How many lines in the records below hold the word "activity"? Answer with the number alone.

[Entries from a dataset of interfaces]

+===+

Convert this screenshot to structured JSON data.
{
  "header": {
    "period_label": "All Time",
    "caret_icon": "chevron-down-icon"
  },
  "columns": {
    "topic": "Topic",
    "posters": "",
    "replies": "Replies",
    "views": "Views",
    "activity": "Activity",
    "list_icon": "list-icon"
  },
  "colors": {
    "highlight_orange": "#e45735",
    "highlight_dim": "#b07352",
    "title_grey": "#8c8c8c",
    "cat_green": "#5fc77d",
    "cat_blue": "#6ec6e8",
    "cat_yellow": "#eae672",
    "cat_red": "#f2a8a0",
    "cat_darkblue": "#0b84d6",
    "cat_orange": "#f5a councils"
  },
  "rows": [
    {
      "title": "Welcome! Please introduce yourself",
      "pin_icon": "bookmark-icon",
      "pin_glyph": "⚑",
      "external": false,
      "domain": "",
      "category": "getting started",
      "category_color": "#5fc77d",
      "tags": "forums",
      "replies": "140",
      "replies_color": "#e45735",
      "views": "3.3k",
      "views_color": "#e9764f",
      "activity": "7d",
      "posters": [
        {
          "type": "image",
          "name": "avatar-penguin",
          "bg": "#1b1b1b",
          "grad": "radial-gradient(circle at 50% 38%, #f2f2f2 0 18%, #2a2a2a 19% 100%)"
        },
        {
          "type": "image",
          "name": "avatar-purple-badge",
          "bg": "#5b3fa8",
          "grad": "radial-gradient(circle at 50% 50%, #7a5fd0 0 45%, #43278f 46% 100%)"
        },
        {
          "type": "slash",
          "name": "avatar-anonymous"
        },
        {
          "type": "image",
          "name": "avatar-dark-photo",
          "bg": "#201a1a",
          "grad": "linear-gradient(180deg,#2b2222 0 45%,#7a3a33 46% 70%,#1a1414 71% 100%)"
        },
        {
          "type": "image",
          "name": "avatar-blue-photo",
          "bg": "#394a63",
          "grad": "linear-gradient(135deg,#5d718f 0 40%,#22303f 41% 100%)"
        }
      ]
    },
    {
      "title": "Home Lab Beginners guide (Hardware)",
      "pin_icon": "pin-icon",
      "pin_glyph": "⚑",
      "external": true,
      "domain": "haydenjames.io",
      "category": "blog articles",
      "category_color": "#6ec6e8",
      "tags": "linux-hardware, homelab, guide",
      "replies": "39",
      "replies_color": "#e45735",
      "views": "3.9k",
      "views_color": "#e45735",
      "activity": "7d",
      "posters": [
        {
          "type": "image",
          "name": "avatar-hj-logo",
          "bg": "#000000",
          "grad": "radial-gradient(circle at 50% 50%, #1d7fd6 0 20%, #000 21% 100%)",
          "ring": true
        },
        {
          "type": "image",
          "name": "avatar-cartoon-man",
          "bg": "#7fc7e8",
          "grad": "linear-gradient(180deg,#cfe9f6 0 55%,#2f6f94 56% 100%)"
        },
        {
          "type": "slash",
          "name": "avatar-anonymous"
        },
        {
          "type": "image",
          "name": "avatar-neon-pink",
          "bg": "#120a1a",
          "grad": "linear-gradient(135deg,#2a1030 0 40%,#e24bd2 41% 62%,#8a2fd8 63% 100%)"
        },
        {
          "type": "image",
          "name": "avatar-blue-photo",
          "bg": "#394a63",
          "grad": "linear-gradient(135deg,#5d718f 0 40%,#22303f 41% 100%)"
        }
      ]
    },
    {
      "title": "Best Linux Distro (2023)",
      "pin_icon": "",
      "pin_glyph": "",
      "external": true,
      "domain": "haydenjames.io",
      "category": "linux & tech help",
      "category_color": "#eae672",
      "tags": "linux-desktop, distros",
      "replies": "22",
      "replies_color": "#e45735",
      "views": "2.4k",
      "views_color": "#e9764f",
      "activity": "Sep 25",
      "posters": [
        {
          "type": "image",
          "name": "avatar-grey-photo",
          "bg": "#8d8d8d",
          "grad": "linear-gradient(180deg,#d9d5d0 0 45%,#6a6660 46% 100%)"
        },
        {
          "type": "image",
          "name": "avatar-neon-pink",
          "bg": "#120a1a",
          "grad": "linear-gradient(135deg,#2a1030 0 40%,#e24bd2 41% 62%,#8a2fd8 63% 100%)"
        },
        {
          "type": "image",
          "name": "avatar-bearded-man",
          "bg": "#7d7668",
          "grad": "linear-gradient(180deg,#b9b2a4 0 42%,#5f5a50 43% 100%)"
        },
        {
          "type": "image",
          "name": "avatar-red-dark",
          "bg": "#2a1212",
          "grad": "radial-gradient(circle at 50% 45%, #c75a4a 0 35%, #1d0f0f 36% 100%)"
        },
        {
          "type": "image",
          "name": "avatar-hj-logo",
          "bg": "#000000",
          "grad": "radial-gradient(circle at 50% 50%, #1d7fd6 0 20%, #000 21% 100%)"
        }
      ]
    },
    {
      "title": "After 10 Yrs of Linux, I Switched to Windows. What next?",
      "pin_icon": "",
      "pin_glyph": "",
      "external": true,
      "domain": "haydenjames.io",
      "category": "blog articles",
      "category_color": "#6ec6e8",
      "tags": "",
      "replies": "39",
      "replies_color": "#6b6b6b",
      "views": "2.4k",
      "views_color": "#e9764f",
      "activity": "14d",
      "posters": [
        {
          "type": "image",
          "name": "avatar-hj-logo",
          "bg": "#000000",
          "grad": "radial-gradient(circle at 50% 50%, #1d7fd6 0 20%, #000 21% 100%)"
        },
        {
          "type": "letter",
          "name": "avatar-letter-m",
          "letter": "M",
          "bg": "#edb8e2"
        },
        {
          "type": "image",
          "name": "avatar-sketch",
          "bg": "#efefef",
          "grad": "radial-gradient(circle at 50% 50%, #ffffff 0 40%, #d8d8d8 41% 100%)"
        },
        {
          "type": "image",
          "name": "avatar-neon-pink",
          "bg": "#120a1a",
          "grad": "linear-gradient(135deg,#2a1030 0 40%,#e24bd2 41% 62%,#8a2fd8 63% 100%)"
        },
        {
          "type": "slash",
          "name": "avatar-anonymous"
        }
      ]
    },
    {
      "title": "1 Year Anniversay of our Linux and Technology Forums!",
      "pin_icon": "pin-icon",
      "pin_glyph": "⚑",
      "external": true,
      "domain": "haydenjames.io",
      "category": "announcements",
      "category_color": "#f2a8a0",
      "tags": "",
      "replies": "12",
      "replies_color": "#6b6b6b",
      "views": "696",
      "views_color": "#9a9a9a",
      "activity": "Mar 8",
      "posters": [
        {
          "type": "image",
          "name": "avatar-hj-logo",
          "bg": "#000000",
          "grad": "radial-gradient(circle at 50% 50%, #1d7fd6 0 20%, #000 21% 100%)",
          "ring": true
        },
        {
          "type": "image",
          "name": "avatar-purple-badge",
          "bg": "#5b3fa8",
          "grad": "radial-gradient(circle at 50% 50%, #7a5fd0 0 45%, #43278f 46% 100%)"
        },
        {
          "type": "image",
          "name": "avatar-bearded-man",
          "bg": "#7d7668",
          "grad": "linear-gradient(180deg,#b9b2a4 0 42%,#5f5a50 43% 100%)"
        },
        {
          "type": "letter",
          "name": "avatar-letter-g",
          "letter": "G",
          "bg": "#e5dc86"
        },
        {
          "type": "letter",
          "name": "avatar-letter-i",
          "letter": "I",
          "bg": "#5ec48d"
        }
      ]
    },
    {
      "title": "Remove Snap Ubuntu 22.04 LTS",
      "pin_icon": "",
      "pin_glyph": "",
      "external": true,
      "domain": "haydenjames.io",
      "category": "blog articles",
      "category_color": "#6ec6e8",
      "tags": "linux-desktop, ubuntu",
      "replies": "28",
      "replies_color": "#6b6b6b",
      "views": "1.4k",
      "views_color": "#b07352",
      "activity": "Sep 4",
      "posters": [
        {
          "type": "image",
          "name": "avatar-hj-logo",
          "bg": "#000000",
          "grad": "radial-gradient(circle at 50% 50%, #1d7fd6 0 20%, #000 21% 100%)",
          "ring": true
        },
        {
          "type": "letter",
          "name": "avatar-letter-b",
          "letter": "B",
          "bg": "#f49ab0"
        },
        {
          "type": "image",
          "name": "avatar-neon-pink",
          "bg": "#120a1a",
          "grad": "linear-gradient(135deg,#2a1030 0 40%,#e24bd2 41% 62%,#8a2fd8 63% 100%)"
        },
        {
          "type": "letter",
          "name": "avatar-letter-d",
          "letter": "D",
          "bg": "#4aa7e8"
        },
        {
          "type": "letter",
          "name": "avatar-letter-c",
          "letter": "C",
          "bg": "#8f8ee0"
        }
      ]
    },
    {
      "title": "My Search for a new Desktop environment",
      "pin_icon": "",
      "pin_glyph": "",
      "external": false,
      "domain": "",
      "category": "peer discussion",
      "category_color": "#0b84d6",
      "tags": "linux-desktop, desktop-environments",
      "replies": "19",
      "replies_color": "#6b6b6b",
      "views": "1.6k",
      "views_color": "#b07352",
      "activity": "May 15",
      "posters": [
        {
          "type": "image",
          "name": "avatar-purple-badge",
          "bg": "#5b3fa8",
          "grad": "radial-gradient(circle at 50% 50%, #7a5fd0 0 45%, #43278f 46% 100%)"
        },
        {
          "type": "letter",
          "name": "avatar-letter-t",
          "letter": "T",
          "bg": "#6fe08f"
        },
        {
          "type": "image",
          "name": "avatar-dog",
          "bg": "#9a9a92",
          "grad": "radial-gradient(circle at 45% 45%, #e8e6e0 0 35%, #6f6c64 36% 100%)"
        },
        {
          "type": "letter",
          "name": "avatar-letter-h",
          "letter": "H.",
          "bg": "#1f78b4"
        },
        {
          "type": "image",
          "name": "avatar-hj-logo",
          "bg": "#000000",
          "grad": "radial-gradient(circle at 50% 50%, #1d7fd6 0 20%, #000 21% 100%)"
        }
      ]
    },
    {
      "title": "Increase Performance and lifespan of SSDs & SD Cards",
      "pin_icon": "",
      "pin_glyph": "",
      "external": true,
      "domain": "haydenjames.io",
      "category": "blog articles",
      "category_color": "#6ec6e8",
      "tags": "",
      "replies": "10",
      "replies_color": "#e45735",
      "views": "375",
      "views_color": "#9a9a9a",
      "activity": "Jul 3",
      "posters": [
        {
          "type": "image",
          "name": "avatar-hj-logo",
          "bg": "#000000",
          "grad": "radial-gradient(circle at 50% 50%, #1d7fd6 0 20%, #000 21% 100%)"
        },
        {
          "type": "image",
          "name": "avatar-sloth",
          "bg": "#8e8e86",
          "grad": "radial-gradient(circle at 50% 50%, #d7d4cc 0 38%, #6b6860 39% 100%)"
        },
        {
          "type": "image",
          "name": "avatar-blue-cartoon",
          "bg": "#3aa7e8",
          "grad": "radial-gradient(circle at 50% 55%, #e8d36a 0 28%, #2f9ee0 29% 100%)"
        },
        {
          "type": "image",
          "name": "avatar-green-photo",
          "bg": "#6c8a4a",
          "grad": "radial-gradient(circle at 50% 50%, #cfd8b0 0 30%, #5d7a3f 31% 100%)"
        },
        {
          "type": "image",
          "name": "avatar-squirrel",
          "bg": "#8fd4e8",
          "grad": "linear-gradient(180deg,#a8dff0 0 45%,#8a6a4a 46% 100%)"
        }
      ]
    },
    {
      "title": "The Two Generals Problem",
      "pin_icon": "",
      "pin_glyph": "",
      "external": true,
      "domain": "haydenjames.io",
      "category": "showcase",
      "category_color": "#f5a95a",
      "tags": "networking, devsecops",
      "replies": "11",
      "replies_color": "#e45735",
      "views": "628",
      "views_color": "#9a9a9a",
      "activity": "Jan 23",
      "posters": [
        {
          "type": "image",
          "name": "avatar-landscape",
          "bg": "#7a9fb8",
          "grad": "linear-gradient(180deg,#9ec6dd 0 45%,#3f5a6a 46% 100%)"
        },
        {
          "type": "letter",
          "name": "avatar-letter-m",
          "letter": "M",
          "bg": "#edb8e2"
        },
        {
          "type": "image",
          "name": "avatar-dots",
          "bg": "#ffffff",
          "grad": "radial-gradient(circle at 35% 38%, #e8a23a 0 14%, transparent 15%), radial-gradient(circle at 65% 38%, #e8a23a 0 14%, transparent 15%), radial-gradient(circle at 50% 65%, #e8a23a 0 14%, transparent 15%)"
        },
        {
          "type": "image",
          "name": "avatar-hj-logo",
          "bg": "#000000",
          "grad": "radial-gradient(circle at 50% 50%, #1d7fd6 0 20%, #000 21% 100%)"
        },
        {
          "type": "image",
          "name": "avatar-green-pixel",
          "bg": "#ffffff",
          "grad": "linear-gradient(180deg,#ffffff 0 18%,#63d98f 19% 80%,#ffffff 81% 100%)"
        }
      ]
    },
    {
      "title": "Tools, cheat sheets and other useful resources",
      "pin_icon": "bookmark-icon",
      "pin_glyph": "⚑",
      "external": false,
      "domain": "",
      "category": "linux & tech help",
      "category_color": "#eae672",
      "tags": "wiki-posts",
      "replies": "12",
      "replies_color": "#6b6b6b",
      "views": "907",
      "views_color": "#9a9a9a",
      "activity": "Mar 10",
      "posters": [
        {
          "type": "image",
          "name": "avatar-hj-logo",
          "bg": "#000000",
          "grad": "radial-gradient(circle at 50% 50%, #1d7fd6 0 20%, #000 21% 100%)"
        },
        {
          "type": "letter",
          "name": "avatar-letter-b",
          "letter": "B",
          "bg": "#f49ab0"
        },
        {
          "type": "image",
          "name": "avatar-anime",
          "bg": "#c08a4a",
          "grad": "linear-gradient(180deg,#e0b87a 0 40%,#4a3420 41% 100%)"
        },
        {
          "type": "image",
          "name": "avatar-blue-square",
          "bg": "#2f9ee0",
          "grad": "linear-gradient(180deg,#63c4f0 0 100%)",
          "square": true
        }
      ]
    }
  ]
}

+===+

**Result of the task:**
11